Not only is changing an investment strategy to support sustainability good for combating the climate crisis, but it can also be profitable. As The New York Times pointed out, "Had Mr. Fink moved a decade ago to pull BlackRock's funds out of companies that contribute to climate change, his clients would have been well served. In the past 10 years, through Friday, companies in the S&P 500 energy sector had gained just 2 percent in total. In the same period, the broader S&P 500 nearly tripled."

BlackRock will also join Climate Action 100+, which bills itself as an investor initiative to to ensure the world's largest corporate greenhouse gas emitters take necessary action on climate change.

While BlackRock's intention to join was welcomed by activists, anger and resentment lingers over the firm's past actions.

"Joining Climate Action 100+ is just a first step in the right direction for BlackRock; it must also respond to the fact that it is the world's biggest investor in deforestation," said Moira Birss, finance campaign director for Amazon Watch, in a press release. "The Amazon fires last fall and the wildfires in Australia today show the immense risk to the climate, forests, and indigenous peoples that deforestation-risk commodities pose.

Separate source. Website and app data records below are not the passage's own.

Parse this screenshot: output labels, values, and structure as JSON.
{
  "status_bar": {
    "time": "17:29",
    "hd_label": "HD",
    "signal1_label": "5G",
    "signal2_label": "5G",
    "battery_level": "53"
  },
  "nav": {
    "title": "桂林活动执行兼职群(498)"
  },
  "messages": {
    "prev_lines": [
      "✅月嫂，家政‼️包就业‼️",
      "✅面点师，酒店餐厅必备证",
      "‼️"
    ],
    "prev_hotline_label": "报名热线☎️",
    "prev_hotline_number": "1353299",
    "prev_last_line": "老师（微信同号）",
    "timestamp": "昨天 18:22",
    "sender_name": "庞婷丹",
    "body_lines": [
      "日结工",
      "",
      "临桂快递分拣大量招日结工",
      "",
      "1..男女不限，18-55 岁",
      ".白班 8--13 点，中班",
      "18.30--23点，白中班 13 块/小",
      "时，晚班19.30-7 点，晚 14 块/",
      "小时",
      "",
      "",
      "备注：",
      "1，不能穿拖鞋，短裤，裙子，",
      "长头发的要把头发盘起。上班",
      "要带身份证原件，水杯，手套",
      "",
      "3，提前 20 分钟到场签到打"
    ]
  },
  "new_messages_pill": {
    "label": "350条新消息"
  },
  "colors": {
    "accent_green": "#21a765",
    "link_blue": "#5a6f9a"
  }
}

BlackRock must make its engagement with companies public and transparent with clear policies, deadlines, and ambitious timelines for shifting capital out of the worst offenders if they won't change."

EcoWatch Daily Newsletter

Ian Sane / Flickr

Preliminary data from the Centers for Disease Control showed a larger number of young people coming down with COVID-19 than first expected, with patients under the age of 45 comprising more than a third of all cases, and one in five of those patients requiring hospitalization. That also tends to be the group most likely to use e-cigarettes.

Read More Show Less
ROBYN BECK / AFP / Getty Images

By Dave Cooke

So, they finally went and did it — the Trump administration just finalized a rule to undo requirements on manufacturers to improve fuel economy and reduce greenhouse gas emissions from new passenger cars and trucks. Even with the economy at the brink of a recession, they went forward with a policy they know is bad for consumers — their own analysis shows that American drivers are going to spend hundreds of dollars more in fuel as a result of this stupid policy — but they went ahead and did it anyway.

Read More Show Less
Sponsored

By Richard Connor

A blood test that screens for more than 50 types of cancer could help doctors treat patients at an earlier stage than previously possible, a new study shows. The method was used to screen for more than 50 types of cancer — including particularly deadly variants such as pancreatic, ovarian, bowel and brain.

Read More Show Less
A woman scoops water in a dry riverbed near Kataboi village in remote Turkana in northern Kenya. Marisol Grandon / Department for International Development

By Raya A. Al-Masri

Different strategies for resisting the spread of the new coronavirus have emerged in different countries. But the one that has cut through everywhere is simple and, supposedly, can be done by anyone: "Wash your hands with water and soap for at least 20 seconds."

Read More Show Less
A USGS map showing the location of a 6.5 magnitude quake that shook Idaho Tuesday evening. USGS

Idaho residents were rattled Tuesday evening by the biggest earthquake to shake the state in almost 40 years.

Read More Show Less